One of the minds behind the provincial Health Accord says there are fundamental problems leading to the most recent health-care pressures that have caused emergency rooms and hospitals to overflow.
But fundamental problems need fundamental responses, Health Accord co-chair Sister Elizabeth Davis told CBC News on Wednesday.
"Now, as has been rightly pointed out, we have to move more quickly on making it happen," Davis said.
The Health Accord blueprint is the Newfoundland and Labrador government's long-term, 10-year strategy for revamping its health-care system.
The focus of the 262-page report and its 59 recommendations is long-term solutions, noted Davis.
"We have to be very clear that short-term solutions here are not what the Health Accord is about, but we do need to address the short-term concerns," she said.
"The Department of Health and Community Services, with the regional health authorities, have a responsibility to do that."
Davis warns, however, that by continuing to put out small fires, the province runs the risk of making the same mistakes it has in the past.
"The change that we need to bring about is much more fundamental than that and it has to look at the bigger picture," she said.
The short-term fixes are also untenable, says the NDP's health critic, following a weekend in which Eastern Health publicly asked people to stay away from the two emergency rooms in St. John's unless experiencing a medical emergency.
Jim Dinn told CBC News said it's not reasonable to expect people to know whether they should go to an emergency room — and in many cases, people don't have another option.
"It's putting people in the position of trying to be their own physicians when they're not medically qualified," he said. "People are there, they're going to emergency in many cases because they have no doctor to go to."
Asking people to determine whether a condition or illness warrants a trip to the emergency room causes a lot of "emotional turmoil," said Dinn.
"How do you make that decision? How do you make that decision for someone that maybe you're caring for?" he said.
"Maybe for yourself you can make that decision, but what if it's a child you've got, or what if it's a loved one? You're not going to leave that to your own judgment. This is going to make life very difficult for people, and it's not helping the system in any way, shape or form."
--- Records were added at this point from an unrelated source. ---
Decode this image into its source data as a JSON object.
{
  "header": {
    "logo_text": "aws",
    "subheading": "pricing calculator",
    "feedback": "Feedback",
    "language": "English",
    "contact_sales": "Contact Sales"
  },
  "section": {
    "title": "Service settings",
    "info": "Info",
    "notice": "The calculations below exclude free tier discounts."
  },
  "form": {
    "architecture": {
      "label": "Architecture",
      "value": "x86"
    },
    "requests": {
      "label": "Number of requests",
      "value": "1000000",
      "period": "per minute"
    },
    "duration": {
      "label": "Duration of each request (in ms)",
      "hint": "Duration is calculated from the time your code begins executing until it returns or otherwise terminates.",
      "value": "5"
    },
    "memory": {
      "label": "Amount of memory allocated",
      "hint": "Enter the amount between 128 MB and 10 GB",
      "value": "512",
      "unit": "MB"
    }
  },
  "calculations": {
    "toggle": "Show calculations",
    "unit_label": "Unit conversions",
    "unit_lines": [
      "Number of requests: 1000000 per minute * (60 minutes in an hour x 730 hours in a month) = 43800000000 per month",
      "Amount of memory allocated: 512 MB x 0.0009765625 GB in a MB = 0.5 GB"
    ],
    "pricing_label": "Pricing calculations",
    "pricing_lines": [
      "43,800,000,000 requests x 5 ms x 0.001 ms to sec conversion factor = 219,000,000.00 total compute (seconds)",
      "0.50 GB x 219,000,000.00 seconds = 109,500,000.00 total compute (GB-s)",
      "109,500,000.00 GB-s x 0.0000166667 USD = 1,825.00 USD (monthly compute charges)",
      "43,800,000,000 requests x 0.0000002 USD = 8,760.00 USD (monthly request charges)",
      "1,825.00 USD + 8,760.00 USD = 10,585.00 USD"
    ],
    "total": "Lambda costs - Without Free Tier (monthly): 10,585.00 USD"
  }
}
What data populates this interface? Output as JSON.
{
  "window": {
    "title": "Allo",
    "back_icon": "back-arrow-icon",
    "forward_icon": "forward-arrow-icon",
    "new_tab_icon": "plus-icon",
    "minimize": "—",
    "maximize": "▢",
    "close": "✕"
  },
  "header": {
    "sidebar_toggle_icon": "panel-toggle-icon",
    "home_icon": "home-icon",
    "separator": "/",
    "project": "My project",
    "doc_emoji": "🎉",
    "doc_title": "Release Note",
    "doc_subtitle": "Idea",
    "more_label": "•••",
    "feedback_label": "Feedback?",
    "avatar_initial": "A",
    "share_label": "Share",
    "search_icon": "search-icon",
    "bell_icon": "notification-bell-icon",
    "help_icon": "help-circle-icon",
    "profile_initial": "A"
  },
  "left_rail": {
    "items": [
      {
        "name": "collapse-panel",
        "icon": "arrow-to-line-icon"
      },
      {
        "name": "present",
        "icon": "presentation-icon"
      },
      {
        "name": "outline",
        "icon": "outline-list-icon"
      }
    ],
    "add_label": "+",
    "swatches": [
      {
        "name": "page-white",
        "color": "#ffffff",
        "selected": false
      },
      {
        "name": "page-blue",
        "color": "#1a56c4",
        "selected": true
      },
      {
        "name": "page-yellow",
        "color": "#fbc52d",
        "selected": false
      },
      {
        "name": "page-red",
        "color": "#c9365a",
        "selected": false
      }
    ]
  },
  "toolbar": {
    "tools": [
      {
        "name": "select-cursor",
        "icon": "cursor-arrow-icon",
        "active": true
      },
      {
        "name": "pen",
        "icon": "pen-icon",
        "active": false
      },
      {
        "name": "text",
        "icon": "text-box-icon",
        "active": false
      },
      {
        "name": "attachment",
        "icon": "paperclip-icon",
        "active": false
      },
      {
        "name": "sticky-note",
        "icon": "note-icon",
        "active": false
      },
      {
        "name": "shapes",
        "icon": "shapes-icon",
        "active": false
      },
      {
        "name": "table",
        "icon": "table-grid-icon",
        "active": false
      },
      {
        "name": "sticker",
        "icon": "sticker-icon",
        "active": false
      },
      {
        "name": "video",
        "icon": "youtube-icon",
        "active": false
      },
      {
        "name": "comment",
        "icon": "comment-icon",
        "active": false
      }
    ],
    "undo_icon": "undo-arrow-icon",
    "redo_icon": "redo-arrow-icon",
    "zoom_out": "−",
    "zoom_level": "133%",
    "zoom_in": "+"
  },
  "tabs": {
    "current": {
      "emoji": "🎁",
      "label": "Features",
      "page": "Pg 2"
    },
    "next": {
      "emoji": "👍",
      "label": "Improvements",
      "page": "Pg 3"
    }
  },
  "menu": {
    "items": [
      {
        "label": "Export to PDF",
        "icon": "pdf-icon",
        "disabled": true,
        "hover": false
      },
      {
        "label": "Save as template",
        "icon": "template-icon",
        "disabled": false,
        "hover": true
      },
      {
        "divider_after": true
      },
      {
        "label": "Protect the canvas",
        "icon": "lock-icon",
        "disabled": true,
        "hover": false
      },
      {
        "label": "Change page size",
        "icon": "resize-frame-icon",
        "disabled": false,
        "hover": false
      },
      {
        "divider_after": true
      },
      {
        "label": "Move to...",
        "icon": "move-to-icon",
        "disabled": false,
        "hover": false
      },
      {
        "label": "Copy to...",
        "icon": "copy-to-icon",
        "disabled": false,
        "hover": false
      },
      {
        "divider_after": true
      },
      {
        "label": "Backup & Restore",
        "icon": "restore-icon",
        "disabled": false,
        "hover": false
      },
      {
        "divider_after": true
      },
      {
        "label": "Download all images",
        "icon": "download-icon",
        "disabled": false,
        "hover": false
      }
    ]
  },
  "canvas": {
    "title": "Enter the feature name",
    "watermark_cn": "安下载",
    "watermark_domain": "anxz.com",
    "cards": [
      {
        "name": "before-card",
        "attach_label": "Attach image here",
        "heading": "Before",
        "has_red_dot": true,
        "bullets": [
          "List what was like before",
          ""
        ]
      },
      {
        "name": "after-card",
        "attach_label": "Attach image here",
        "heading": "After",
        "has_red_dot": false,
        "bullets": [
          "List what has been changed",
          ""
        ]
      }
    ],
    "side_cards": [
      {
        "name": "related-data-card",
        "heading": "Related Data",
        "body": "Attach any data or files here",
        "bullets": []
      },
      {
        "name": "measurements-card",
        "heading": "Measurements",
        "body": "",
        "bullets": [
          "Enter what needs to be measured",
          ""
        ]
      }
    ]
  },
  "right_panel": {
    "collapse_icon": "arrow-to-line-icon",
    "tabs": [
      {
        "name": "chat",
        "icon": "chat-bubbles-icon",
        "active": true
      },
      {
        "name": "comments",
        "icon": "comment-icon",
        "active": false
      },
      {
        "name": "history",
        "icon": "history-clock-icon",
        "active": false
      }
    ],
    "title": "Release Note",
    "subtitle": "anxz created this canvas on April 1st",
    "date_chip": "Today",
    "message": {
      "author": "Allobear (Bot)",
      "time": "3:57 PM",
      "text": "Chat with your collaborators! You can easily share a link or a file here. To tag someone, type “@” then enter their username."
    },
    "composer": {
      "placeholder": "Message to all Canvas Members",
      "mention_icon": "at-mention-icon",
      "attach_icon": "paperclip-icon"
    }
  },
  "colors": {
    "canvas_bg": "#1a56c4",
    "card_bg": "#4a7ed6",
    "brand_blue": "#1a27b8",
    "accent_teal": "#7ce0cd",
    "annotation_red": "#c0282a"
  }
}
Dinn acknowledged health-care problems aren't limited to Newfoundland and Labrador — but the fact shortages are being seen elsewhere only makes it more critical to take more sustainable action.
"It's good to know, from a global context, a nationwide context, that we're not alone," he said. "That's good for understanding the problem but that can't be the excuse for not fixing it."
Newfoundland and Labrador Medical Association president Dr. Kris Luscombe told CBC News Thursday that bed and nursing shortages are affecting inpatient services.
He said a lack of capacity obviously leads to backups across the system.
"It definitely cascades through the system and it really then means that if you can't access beds you really have to be reflective about how do you monitor individuals that may be just on the edge of needing to be admitted," he said.
"Undoubtedly, and I know for physicians on the front lines, it's really frustrating."
He said the NLMA's priority right now is retaining its current physicians. He said while it's nice to focus on recruiting more physicians, it's important to be mindful about how to support existing physicians and how to make sure they don't abandon their current practices.
"One of the first things I'd recommend to everyone who does not have a family doctor or nurse practitioner is to get your name on the province's registry Patient Connect NL," said Luscombe.
"That helps us at least to identify where people are lacking primary care and get a better sense of that number and of course it's from that registry that people will eventually get attached to primary care services."